* [Exercise] Each entry should be duplicated verbatim; its pictures should not be.

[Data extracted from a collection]
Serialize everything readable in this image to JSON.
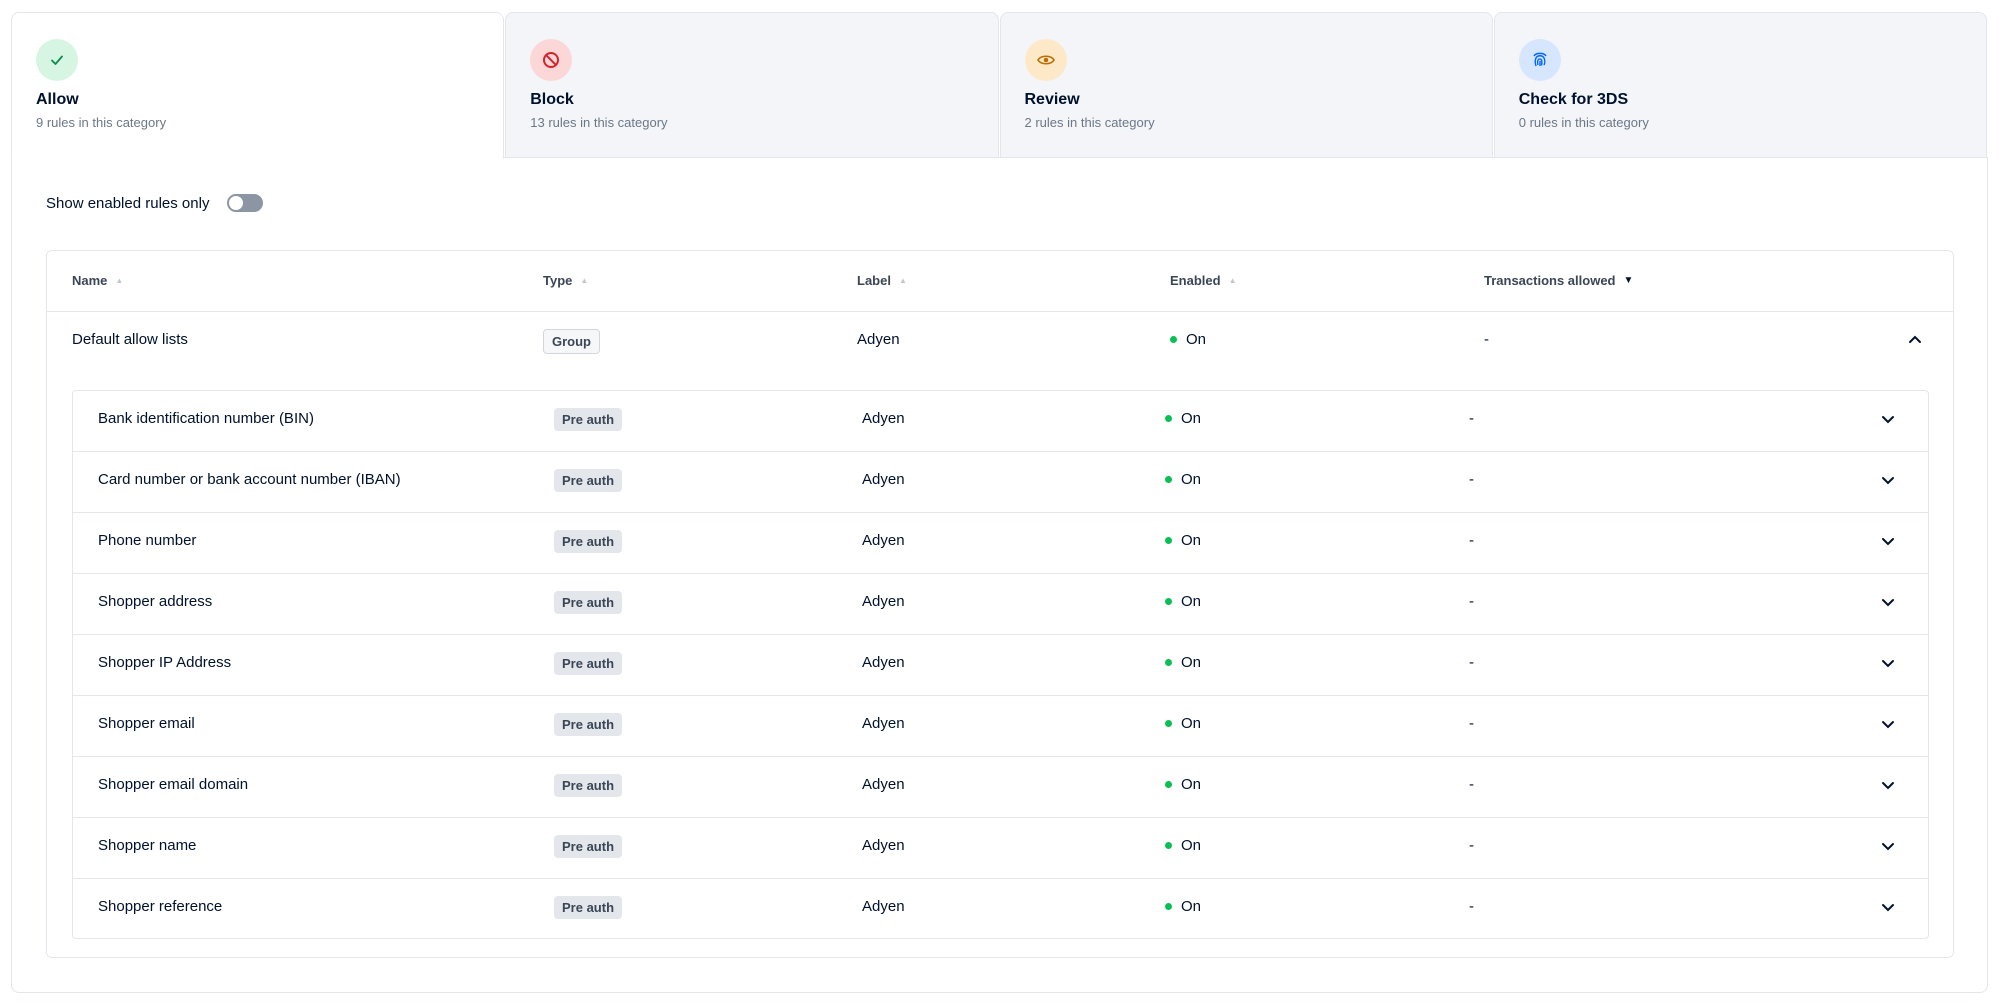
{
  "tabs": [
    {
      "key": "allow",
      "title": "Allow",
      "subtitle": "9 rules in this category",
      "icon": "check-icon",
      "icon_bg": "#d7f5e3",
      "icon_color": "#0a8f4c",
      "active": true
    },
    {
      "key": "block",
      "title": "Block",
      "subtitle": "13 rules in this category",
      "icon": "block-icon",
      "icon_bg": "#fbd7d7",
      "icon_color": "#d6232b",
      "active": false
    },
    {
      "key": "review",
      "title": "Review",
      "subtitle": "2 rules in this category",
      "icon": "eye-icon",
      "icon_bg": "#fde9c8",
      "icon_color": "#b86e00",
      "active": false
    },
    {
      "key": "check3ds",
      "title": "Check for 3DS",
      "subtitle": "0 rules in this category",
      "icon": "fingerprint-icon",
      "icon_bg": "#d6e6ff",
      "icon_color": "#0066ff",
      "active": false
    }
  ],
  "filter": {
    "label": "Show enabled rules only",
    "enabled": false
  },
  "table": {
    "columns": [
      "Name",
      "Type",
      "Label",
      "Enabled",
      "Transactions allowed"
    ],
    "sorted_column": "Transactions allowed",
    "group": {
      "name": "Default allow lists",
      "type": "Group",
      "label": "Adyen",
      "enabled": "On",
      "transactions": "-"
    },
    "rules": [
      {
        "name": "Bank identification number (BIN)",
        "type": "Pre auth",
        "label": "Adyen",
        "enabled": "On",
        "transactions": "-"
      },
      {
        "name": "Card number or bank account number (IBAN)",
        "type": "Pre auth",
        "label": "Adyen",
        "enabled": "On",
        "transactions": "-"
      },
      {
        "name": "Phone number",
        "type": "Pre auth",
        "label": "Adyen",
        "enabled": "On",
        "transactions": "-"
      },
      {
        "name": "Shopper address",
        "type": "Pre auth",
        "label": "Adyen",
        "enabled": "On",
        "transactions": "-"
      },
      {
        "name": "Shopper IP Address",
        "type": "Pre auth",
        "label": "Adyen",
        "enabled": "On",
        "transactions": "-"
      },
      {
        "name": "Shopper email",
        "type": "Pre auth",
        "label": "Adyen",
        "enabled": "On",
        "transactions": "-"
      },
      {
        "name": "Shopper email domain",
        "type": "Pre auth",
        "label": "Adyen",
        "enabled": "On",
        "transactions": "-"
      },
      {
        "name": "Shopper name",
        "type": "Pre auth",
        "label": "Adyen",
        "enabled": "On",
        "transactions": "-"
      },
      {
        "name": "Shopper reference",
        "type": "Pre auth",
        "label": "Adyen",
        "enabled": "On",
        "transactions": "-"
      }
    ]
  },
  "colors": {
    "enabled_dot": "#0abf53",
    "border": "#e3e6ea",
    "text": "#00112c"
  }
}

* [Answer to the exercise]
Serialize everything readable in this image to JSON.
{
  "tabs": [
    {
      "key": "allow",
      "title": "Allow",
      "subtitle": "9 rules in this category",
      "icon": "check-icon",
      "icon_bg": "#d7f5e3",
      "icon_color": "#0a8f4c",
      "active": true
    },
    {
      "key": "block",
      "title": "Block",
      "subtitle": "13 rules in this category",
      "icon": "block-icon",
      "icon_bg": "#fbd7d7",
      "icon_color": "#d6232b",
      "active": false
    },
    {
      "key": "review",
      "title": "Review",
      "subtitle": "2 rules in this category",
      "icon": "eye-icon",
      "icon_bg": "#fde9c8",
      "icon_color": "#b86e00",
      "active": false
    },
    {
      "key": "check3ds",
      "title": "Check for 3DS",
      "subtitle": "0 rules in this category",
      "icon": "fingerprint-icon",
      "icon_bg": "#d6e6ff",
      "icon_color": "#0066ff",
      "active": false
    }
  ],
  "filter": {
    "label": "Show enabled rules only",
    "enabled": false
  },
  "table": {
    "columns": [
      "Name",
      "Type",
      "Label",
      "Enabled",
      "Transactions allowed"
    ],
    "sorted_column": "Transactions allowed",
    "group": {
      "name": "Default allow lists",
      "type": "Group",
      "label": "Adyen",
      "enabled": "On",
      "transactions": "-"
    },
    "rules": [
      {
        "name": "Bank identification number (BIN)",
        "type": "Pre auth",
        "label": "Adyen",
        "enabled": "On",
        "transactions": "-"
      },
      {
        "name": "Card number or bank account number (IBAN)",
        "type": "Pre auth",
        "label": "Adyen",
        "enabled": "On",
        "transactions": "-"
      },
      {
        "name": "Phone number",
        "type": "Pre auth",
        "label": "Adyen",
        "enabled": "On",
        "transactions": "-"
      },
      {
        "name": "Shopper address",
        "type": "Pre auth",
        "label": "Adyen",
        "enabled": "On",
        "transactions": "-"
      },
      {
        "name": "Shopper IP Address",
        "type": "Pre auth",
        "label": "Adyen",
        "enabled": "On",
        "transactions": "-"
      },
      {
        "name": "Shopper email",
        "type": "Pre auth",
        "label": "Adyen",
        "enabled": "On",
        "transactions": "-"
      },
      {
        "name": "Shopper email domain",
        "type": "Pre auth",
        "label": "Adyen",
        "enabled": "On",
        "transactions": "-"
      },
      {
        "name": "Shopper name",
        "type": "Pre auth",
        "label": "Adyen",
        "enabled": "On",
        "transactions": "-"
      },
      {
        "name": "Shopper reference",
        "type": "Pre auth",
        "label": "Adyen",
        "enabled": "On",
        "transactions": "-"
      }
    ]
  },
  "colors": {
    "enabled_dot": "#0abf53",
    "border": "#e3e6ea",
    "text": "#00112c"
  }
}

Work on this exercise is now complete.